===== DATA FOR THIS EXERCISE

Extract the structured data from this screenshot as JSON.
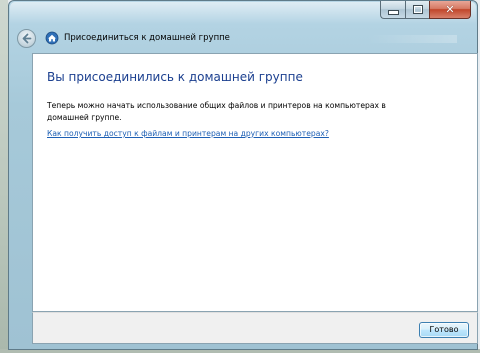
{
  "window": {
    "title": "Присоединиться к домашней группе",
    "caption_buttons": {
      "minimize_icon": "minimize-icon",
      "maximize_icon": "maximize-icon",
      "close_icon": "close-icon",
      "close_glyph": "✕"
    },
    "back_icon": "back-arrow-icon",
    "app_icon": "homegroup-icon"
  },
  "main": {
    "heading": "Вы присоединились к домашней группе",
    "description": "Теперь можно начать использование общих файлов и принтеров на компьютерах в домашней группе.",
    "help_link": "Как получить доступ к файлам и принтерам на других компьютерах?"
  },
  "footer": {
    "done_label": "Готово"
  },
  "colors": {
    "heading": "#1b3f8f",
    "link": "#1d5fb4",
    "frame": "#a6c9d9",
    "close_button": "#c0452a"
  }
}
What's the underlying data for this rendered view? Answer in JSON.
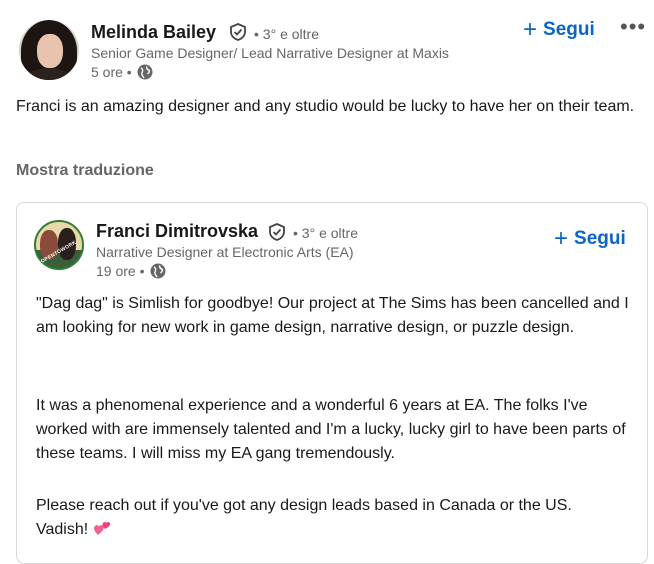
{
  "post": {
    "author": {
      "name": "Melinda Bailey",
      "degree": "• 3° e oltre",
      "headline": "Senior Game Designer/ Lead Narrative Designer at Maxis",
      "time": "5 ore •"
    },
    "follow_label": "Segui",
    "more_label": "•••",
    "text": "Franci is an amazing designer and any studio would be lucky to have her on their team.",
    "translate_label": "Mostra traduzione"
  },
  "shared": {
    "author": {
      "name": "Franci Dimitrovska",
      "degree": "• 3° e oltre",
      "headline": "Narrative Designer at Electronic Arts (EA)",
      "time": "19 ore •",
      "avatar_badge": "#OPENTOWORK"
    },
    "follow_label": "Segui",
    "paragraphs": [
      "\"Dag dag\" is Simlish for goodbye! Our project at The Sims has been cancelled and I am looking for new work in game design, narrative design, or puzzle design.",
      "It was a phenomenal experience and a wonderful 6 years at EA. The folks I've worked with are immensely talented and I'm a lucky, lucky girl to have been parts of these teams. I will miss my EA gang tremendously.",
      "Please reach out if you've got any design leads based in Canada or the US."
    ],
    "closing": "Vadish!"
  },
  "colors": {
    "accent": "#0a66c2",
    "muted": "#666666",
    "text": "#191919",
    "open_to_work": "#2e7d32"
  },
  "icons": [
    "verified-shield-icon",
    "globe-icon",
    "plus-icon",
    "more-horizontal-icon",
    "hearts-emoji-icon"
  ]
}
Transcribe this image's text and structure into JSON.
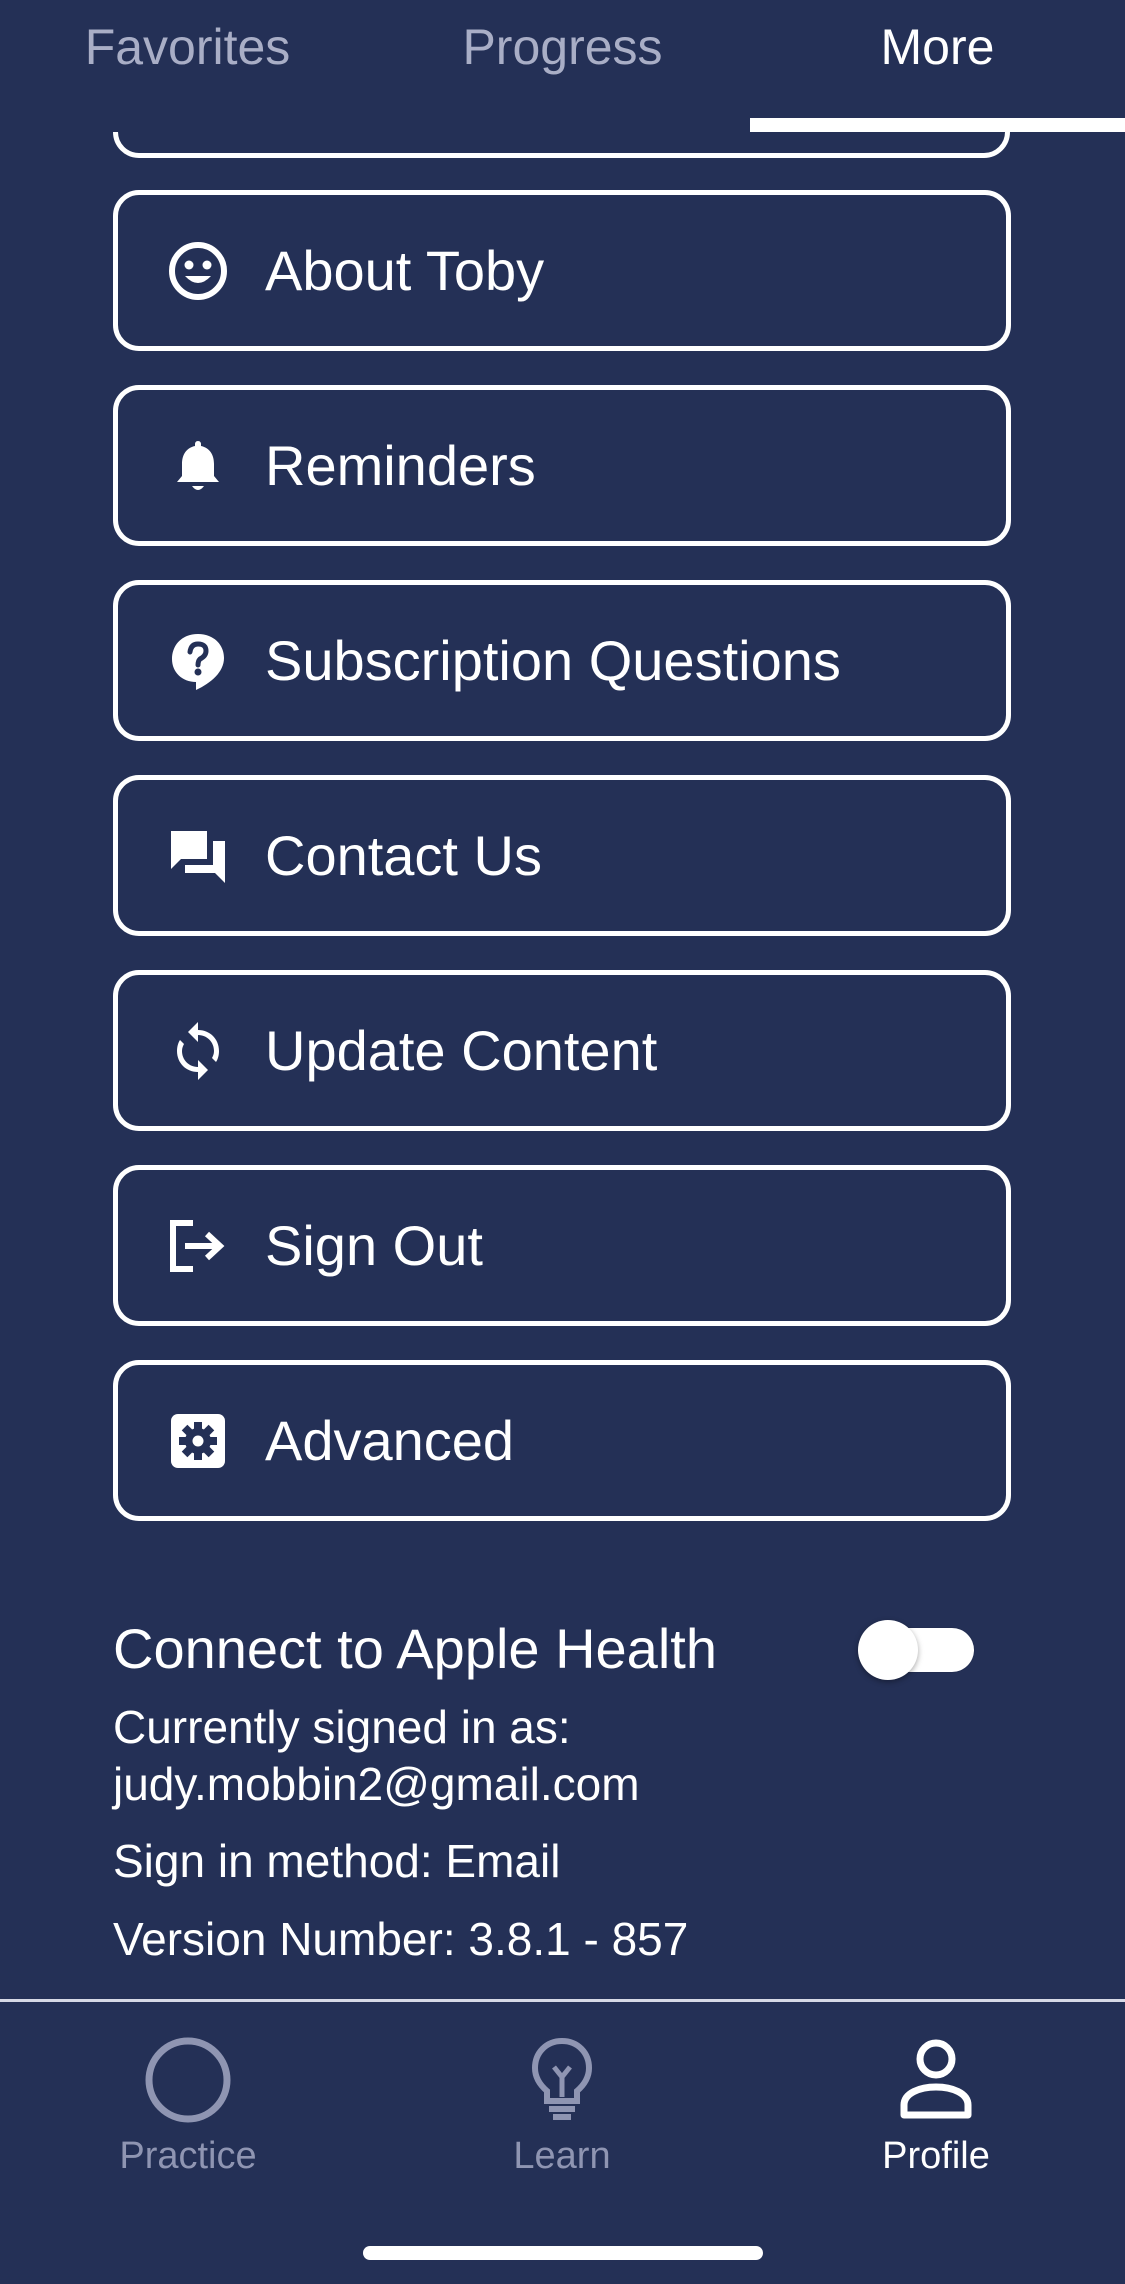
{
  "tabs": {
    "favorites": "Favorites",
    "progress": "Progress",
    "more": "More"
  },
  "menu": {
    "items": [
      {
        "label": "About Toby",
        "icon": "smiley-icon"
      },
      {
        "label": "Reminders",
        "icon": "bell-icon"
      },
      {
        "label": "Subscription Questions",
        "icon": "question-bubble-icon"
      },
      {
        "label": "Contact Us",
        "icon": "chat-bubbles-icon"
      },
      {
        "label": "Update Content",
        "icon": "refresh-icon"
      },
      {
        "label": "Sign Out",
        "icon": "sign-out-icon"
      },
      {
        "label": "Advanced",
        "icon": "gear-icon"
      }
    ]
  },
  "health": {
    "label": "Connect to Apple Health",
    "enabled": false
  },
  "account": {
    "signed_in_label": "Currently signed in as:",
    "email": "judy.mobbin2@gmail.com",
    "method": "Sign in method: Email",
    "version": "Version Number: 3.8.1 - 857"
  },
  "bottom_nav": {
    "practice": "Practice",
    "learn": "Learn",
    "profile": "Profile"
  },
  "colors": {
    "background": "#243056",
    "active_text": "#ffffff",
    "inactive_text": "#a9aec6"
  }
}
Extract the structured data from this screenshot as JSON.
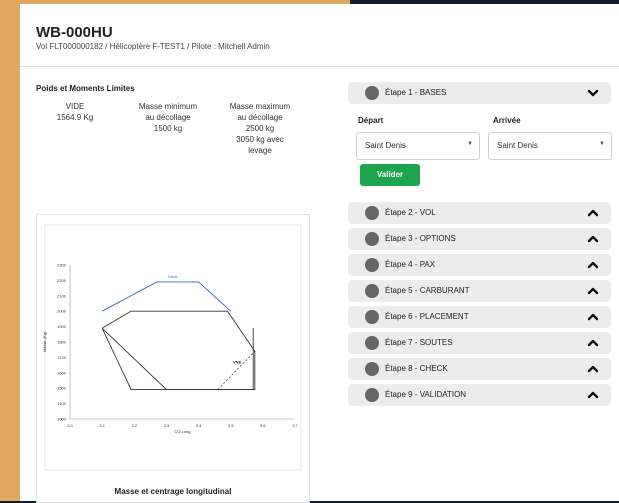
{
  "header": {
    "title": "WB-000HU",
    "subtitle": "Vol FLT000000182 / Hélicoptère F-TEST1 / Pilote : Mitchell Admin"
  },
  "weights": {
    "section_title": "Poids et Moments Limites",
    "empty": {
      "label": "VIDE",
      "value": "1564.9 Kg"
    },
    "min_takeoff": {
      "label_1": "Masse minimum",
      "label_2": "au décollage",
      "value": "1500 kg"
    },
    "max_takeoff": {
      "label_1": "Masse maximum",
      "label_2": "au décollage",
      "value_1": "2500 kg",
      "value_2": "3050 kg avec",
      "value_3": "levage"
    }
  },
  "chart_data": {
    "type": "line",
    "title": "",
    "caption": "Masse et centrage longitudinal",
    "xlabel": "CG Long",
    "ylabel": "Masse (Kg)",
    "x_ticks": [
      "3.0",
      "3.1",
      "3.2",
      "3.3",
      "3.4",
      "3.5",
      "3.6",
      "3.7"
    ],
    "y_ticks": [
      "1000",
      "1100",
      "1500",
      "1600",
      "1700",
      "1800",
      "1900",
      "2000",
      "2100",
      "2200",
      "2300"
    ],
    "annotations": [
      "Hook",
      "VNE"
    ],
    "grid": false,
    "series": [
      {
        "name": "Hook",
        "color": "#3b5bb5",
        "x": [
          3.1,
          3.27,
          3.4,
          3.5
        ],
        "y": [
          2000,
          2190,
          2190,
          2000
        ]
      },
      {
        "color": "#333333",
        "x": [
          3.1,
          3.19,
          3.49,
          3.575,
          3.575,
          3.545,
          3.19,
          3.1
        ],
        "y": [
          1890,
          2000,
          2000,
          1740,
          1465,
          1465,
          1465,
          1890
        ]
      },
      {
        "color": "#333333",
        "x": [
          3.1,
          3.3,
          3.57,
          3.57
        ],
        "y": [
          1890,
          1465,
          1465,
          1890
        ]
      }
    ]
  },
  "steps": {
    "items": [
      {
        "label": "Étape 1 - BASES",
        "expanded": true
      },
      {
        "label": "Étape 2 - VOL"
      },
      {
        "label": "Étape 3 - OPTIONS"
      },
      {
        "label": "Étape 4 - PAX"
      },
      {
        "label": "Étape 5 - CARBURANT"
      },
      {
        "label": "Étape 6 - PLACEMENT"
      },
      {
        "label": "Étape 7 - SOUTES"
      },
      {
        "label": "Étape 8 - CHECK"
      },
      {
        "label": "Étape 9 - VALIDATION"
      }
    ],
    "step1": {
      "departure_label": "Départ",
      "arrival_label": "Arrivée",
      "departure_value": "Saint Denis",
      "arrival_value": "Saint Denis",
      "validate_label": "Valider"
    }
  },
  "colors": {
    "accent_strip": "#e0a85e",
    "validate_green": "#1ea44c",
    "step_dot": "#666666"
  }
}
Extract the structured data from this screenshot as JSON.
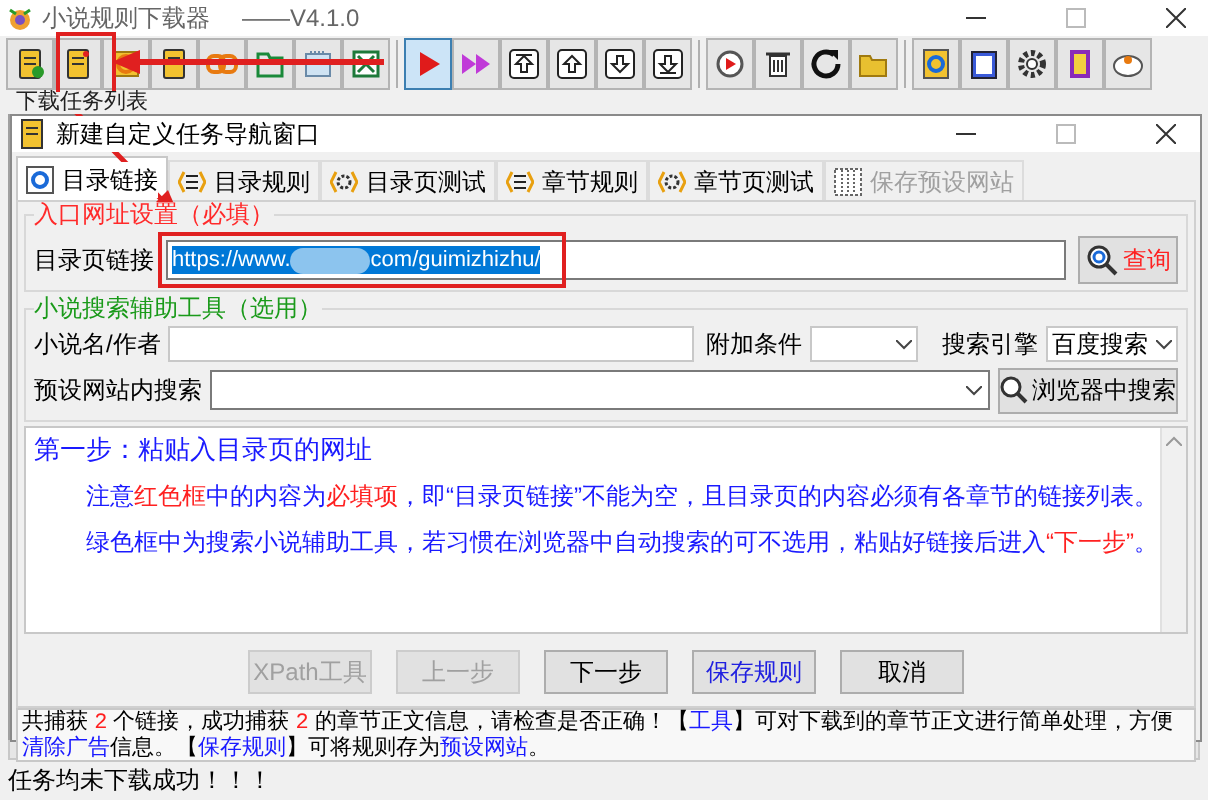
{
  "window": {
    "title": "小说规则下载器",
    "version": "——V4.1.0"
  },
  "toolbar": [
    {
      "selected": false
    },
    {
      "selected": false
    },
    {
      "selected": false
    },
    {
      "selected": false
    },
    {
      "selected": false
    },
    {
      "selected": false
    },
    {
      "selected": false
    },
    {
      "selected": false
    },
    {
      "selected": true
    },
    {
      "selected": false
    },
    {
      "selected": false
    },
    {
      "selected": false
    },
    {
      "selected": false
    },
    {
      "selected": false
    },
    {
      "selected": false
    },
    {
      "selected": false
    },
    {
      "selected": false
    },
    {
      "selected": false
    },
    {
      "selected": false
    },
    {
      "selected": false
    },
    {
      "selected": false
    },
    {
      "selected": false
    },
    {
      "selected": false
    }
  ],
  "task_list": {
    "label": "下载任务列表"
  },
  "dialog": {
    "title": "新建自定义任务导航窗口",
    "tabs": [
      {
        "label": "目录链接",
        "selected": true,
        "disabled": false
      },
      {
        "label": "目录规则",
        "selected": false,
        "disabled": false
      },
      {
        "label": "目录页测试",
        "selected": false,
        "disabled": false
      },
      {
        "label": "章节规则",
        "selected": false,
        "disabled": false
      },
      {
        "label": "章节页测试",
        "selected": false,
        "disabled": false
      },
      {
        "label": "保存预设网站",
        "selected": false,
        "disabled": true
      }
    ],
    "entry_group": {
      "label": "入口网址设置（必填）",
      "field_label": "目录页链接",
      "url_start": "https://www.",
      "url_end": "com/guimizhizhu/",
      "query_button": "查询"
    },
    "search_group": {
      "label": "小说搜索辅助工具（选用）",
      "name_label": "小说名/作者",
      "condition_label": "附加条件",
      "engine_label": "搜索引擎",
      "engine_value": "百度搜索",
      "site_label": "预设网站内搜索",
      "browser_button": "浏览器中搜索"
    },
    "instructions": [
      {
        "kind": "heading",
        "segments": [
          {
            "kind": "text",
            "text": "第一步：粘贴入目录页的网址"
          }
        ]
      },
      {
        "kind": "note",
        "segments": [
          {
            "kind": "text",
            "text": "注意"
          },
          {
            "kind": "red",
            "text": "红色框"
          },
          {
            "kind": "text",
            "text": "中的内容为"
          },
          {
            "kind": "red",
            "text": "必填项"
          },
          {
            "kind": "text",
            "text": "，即“目录页链接”不能为空，且目录页的内容必须有各章节的链接列表。"
          }
        ]
      },
      {
        "kind": "note",
        "segments": [
          {
            "kind": "text",
            "text": "绿色框中为搜索小说辅助工具，若习惯在浏览器中自动搜索的可不选用，粘贴好链接后进入"
          },
          {
            "kind": "red",
            "text": "“下一步”"
          },
          {
            "kind": "text",
            "text": "。"
          }
        ]
      }
    ],
    "buttons": [
      {
        "label": "XPath工具",
        "disabled": true,
        "kind": "normal"
      },
      {
        "label": "上一步",
        "disabled": true,
        "kind": "normal"
      },
      {
        "label": "下一步",
        "disabled": false,
        "kind": "normal"
      },
      {
        "label": "保存规则",
        "disabled": false,
        "kind": "accent"
      },
      {
        "label": "取消",
        "disabled": false,
        "kind": "normal"
      }
    ],
    "info": [
      {
        "kind": "text",
        "text": "共捕获 "
      },
      {
        "kind": "count",
        "text": "2"
      },
      {
        "kind": "text",
        "text": " 个链接，成功捕获 "
      },
      {
        "kind": "count",
        "text": "2"
      },
      {
        "kind": "text",
        "text": " 的章节正文信息，请检查是否正确！【"
      },
      {
        "kind": "link",
        "text": "工具"
      },
      {
        "kind": "text",
        "text": "】可对下载到的章节正文进行简单处理，方便"
      },
      {
        "kind": "link",
        "text": "清除广告"
      },
      {
        "kind": "text",
        "text": "信息。【"
      },
      {
        "kind": "link",
        "text": "保存规则"
      },
      {
        "kind": "text",
        "text": "】可将规则存为"
      },
      {
        "kind": "link",
        "text": "预设网站"
      },
      {
        "kind": "text",
        "text": "。"
      }
    ]
  },
  "status_bar": "任务均未下载成功！！！"
}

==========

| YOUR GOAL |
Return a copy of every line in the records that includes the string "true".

| WRITTEN SOLUTION |
        "expanded": true
      "selected": true
        "selected": true,
        "disabled": true
        "disabled": true,
        "disabled": true,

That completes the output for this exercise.